One of the primary issues in biochemistry is determination of structure of biomolecules, because structure is so closely related to biological function. For methodological reasons the main focus has been on crystal structures using X-ray scattering in the past, but multidimensional NMR methods have emerged as useful tools for studying biomolecules in solution. Little is known about gas-phase structures of biomolecules for two reasons. First, methods to generate biomolecules in the gas phase were not available until recently, and second, the focus of the biochemical community is on solution chemistry, since the chemistry in living organisms is predominantly occurring in the condensed phase. However, gas phase chemistry has proven very useful in the past to understand the fundamentals of such intrinsic properties as acidities, basicities, and conformations. Consequently, it is fundamentally important to investigate gas-phase structures of biomolecules in the absence of solvation effects and other intermolecular interactions.

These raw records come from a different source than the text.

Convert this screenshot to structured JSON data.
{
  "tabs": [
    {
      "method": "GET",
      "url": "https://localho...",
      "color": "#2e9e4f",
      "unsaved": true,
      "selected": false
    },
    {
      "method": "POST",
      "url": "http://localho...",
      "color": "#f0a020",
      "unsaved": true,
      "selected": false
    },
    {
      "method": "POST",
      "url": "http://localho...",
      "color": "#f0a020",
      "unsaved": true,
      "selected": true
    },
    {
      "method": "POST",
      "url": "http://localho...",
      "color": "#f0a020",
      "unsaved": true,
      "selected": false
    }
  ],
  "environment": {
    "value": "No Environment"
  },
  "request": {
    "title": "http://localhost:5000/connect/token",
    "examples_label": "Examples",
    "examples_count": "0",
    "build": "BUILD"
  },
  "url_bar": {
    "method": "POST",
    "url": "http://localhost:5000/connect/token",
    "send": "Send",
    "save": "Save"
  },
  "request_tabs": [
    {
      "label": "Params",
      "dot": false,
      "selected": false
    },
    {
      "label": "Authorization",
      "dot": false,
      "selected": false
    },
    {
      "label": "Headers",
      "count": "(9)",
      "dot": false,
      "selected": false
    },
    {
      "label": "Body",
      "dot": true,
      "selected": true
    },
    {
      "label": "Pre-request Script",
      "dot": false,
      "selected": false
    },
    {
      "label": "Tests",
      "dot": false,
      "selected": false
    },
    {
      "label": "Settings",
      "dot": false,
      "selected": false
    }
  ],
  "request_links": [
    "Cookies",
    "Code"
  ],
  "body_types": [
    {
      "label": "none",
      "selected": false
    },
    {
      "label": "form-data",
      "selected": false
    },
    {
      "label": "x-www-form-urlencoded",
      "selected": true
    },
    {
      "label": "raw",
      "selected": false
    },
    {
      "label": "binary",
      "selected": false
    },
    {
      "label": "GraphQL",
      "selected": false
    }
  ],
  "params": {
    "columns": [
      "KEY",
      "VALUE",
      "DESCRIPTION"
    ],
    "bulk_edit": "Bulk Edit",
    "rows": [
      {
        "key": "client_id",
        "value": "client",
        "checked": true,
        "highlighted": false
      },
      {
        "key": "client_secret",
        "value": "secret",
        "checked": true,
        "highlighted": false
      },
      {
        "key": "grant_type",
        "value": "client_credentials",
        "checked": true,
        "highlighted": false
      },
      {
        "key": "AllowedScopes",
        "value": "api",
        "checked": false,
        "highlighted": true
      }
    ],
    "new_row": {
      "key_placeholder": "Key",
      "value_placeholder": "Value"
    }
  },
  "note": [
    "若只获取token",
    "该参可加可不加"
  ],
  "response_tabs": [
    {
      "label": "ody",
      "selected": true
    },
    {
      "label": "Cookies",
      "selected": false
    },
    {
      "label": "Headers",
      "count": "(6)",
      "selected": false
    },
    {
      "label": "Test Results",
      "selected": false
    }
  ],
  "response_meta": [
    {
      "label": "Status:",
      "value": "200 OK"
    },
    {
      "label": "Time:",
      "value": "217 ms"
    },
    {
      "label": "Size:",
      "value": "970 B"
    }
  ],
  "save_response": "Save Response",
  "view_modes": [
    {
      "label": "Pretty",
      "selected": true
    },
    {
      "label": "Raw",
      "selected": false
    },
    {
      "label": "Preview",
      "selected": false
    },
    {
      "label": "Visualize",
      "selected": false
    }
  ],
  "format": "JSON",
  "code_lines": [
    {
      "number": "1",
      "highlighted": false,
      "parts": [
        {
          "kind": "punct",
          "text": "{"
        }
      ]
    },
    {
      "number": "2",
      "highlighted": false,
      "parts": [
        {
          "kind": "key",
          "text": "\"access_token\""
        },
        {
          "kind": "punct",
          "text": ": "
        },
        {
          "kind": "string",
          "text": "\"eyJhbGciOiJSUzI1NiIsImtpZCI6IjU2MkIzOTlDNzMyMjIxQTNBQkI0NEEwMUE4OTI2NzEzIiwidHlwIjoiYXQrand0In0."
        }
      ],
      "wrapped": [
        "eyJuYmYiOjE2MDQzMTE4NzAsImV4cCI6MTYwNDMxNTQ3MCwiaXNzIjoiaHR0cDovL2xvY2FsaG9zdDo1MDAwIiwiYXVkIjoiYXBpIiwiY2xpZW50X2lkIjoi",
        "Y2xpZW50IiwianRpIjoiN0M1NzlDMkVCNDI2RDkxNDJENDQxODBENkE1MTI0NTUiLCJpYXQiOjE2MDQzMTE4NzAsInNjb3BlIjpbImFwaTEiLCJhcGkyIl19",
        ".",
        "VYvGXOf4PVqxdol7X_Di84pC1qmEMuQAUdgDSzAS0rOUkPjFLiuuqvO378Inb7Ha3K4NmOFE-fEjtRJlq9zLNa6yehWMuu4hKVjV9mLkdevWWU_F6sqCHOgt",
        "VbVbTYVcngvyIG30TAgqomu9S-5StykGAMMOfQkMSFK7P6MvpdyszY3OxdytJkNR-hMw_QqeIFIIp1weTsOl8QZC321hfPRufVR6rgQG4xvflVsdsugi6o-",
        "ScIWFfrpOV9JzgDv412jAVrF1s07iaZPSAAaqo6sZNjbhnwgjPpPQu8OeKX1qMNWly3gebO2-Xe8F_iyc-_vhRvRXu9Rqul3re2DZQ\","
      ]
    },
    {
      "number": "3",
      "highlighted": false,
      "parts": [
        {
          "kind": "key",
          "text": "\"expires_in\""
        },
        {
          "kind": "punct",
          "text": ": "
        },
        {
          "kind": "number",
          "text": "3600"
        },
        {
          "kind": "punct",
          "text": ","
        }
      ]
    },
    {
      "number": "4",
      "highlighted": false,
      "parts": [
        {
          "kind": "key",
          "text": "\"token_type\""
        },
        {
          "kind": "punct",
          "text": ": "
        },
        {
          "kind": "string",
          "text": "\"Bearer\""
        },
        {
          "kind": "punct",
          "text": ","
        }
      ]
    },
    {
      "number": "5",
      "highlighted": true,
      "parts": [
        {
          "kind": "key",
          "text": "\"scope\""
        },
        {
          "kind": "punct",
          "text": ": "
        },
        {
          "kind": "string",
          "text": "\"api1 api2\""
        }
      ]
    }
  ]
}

As it is our philosophy to start out with simple systems first, we did a fair amount of research on amino acids and small peptides to build a basis for studying more complex biomolecules such as proteins.
    Several aspects of gas-phase amino-acid and peptide ion systems have been investigated in the Bowers group: